[Extracted information]
- - - - - - -
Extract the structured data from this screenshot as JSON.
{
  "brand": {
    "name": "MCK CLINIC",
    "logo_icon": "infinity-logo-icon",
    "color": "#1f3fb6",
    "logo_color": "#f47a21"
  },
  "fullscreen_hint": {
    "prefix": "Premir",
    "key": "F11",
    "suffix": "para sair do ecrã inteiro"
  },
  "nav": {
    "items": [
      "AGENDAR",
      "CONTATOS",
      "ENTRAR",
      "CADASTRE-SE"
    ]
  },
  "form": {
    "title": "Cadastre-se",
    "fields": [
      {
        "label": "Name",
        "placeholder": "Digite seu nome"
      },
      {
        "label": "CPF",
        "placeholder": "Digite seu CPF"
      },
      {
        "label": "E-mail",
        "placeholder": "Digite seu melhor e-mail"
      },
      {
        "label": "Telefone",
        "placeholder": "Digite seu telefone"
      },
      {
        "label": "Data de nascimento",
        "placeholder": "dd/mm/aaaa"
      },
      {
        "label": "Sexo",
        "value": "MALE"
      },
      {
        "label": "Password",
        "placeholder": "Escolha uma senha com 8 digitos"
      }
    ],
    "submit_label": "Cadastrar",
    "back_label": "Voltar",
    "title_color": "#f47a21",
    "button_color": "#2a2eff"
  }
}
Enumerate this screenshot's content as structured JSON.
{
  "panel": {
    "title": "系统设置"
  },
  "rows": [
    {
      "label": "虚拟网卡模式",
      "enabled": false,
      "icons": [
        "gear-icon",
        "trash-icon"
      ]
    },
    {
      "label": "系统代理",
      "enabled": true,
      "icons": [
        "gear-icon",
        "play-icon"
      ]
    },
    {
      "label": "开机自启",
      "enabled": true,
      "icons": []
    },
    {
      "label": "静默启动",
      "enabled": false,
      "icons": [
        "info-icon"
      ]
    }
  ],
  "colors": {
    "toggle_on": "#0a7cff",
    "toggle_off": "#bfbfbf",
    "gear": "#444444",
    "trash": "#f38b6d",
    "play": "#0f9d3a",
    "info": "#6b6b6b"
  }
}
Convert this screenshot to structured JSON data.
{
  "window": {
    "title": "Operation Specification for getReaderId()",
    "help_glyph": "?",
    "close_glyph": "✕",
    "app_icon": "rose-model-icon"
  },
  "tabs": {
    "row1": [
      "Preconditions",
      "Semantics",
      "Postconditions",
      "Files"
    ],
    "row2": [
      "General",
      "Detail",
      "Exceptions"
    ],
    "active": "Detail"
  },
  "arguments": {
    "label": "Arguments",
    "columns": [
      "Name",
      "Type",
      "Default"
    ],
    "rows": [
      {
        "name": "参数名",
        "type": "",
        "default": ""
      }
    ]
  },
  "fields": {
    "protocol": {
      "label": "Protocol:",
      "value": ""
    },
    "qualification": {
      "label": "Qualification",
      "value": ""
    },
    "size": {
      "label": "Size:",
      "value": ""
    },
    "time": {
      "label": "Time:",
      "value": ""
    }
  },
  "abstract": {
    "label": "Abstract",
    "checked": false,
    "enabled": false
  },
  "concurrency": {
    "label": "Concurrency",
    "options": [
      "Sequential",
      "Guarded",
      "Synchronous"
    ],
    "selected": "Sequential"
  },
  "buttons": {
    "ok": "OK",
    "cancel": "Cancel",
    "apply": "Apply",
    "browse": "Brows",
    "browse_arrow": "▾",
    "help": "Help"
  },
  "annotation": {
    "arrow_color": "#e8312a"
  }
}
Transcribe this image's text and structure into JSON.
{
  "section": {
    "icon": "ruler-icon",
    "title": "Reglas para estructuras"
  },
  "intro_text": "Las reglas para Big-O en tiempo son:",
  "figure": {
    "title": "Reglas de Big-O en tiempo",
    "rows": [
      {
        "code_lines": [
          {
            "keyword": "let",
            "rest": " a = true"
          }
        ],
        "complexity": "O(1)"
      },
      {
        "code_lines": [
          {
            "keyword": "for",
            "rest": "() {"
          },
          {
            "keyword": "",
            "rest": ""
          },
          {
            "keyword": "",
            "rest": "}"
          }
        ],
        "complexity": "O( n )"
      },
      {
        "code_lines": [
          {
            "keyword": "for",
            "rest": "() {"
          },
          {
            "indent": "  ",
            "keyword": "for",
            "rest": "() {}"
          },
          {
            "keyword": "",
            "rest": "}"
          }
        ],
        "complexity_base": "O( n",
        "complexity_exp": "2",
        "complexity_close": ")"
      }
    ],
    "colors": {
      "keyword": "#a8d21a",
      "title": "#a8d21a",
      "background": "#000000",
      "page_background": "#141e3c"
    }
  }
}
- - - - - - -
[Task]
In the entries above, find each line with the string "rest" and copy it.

[Answer box]
            "rest": " a = true"
            "rest": "() {"
            "rest": ""
            "rest": "}"
            "rest": "() {"
            "rest": "() {}"
            "rest": "}"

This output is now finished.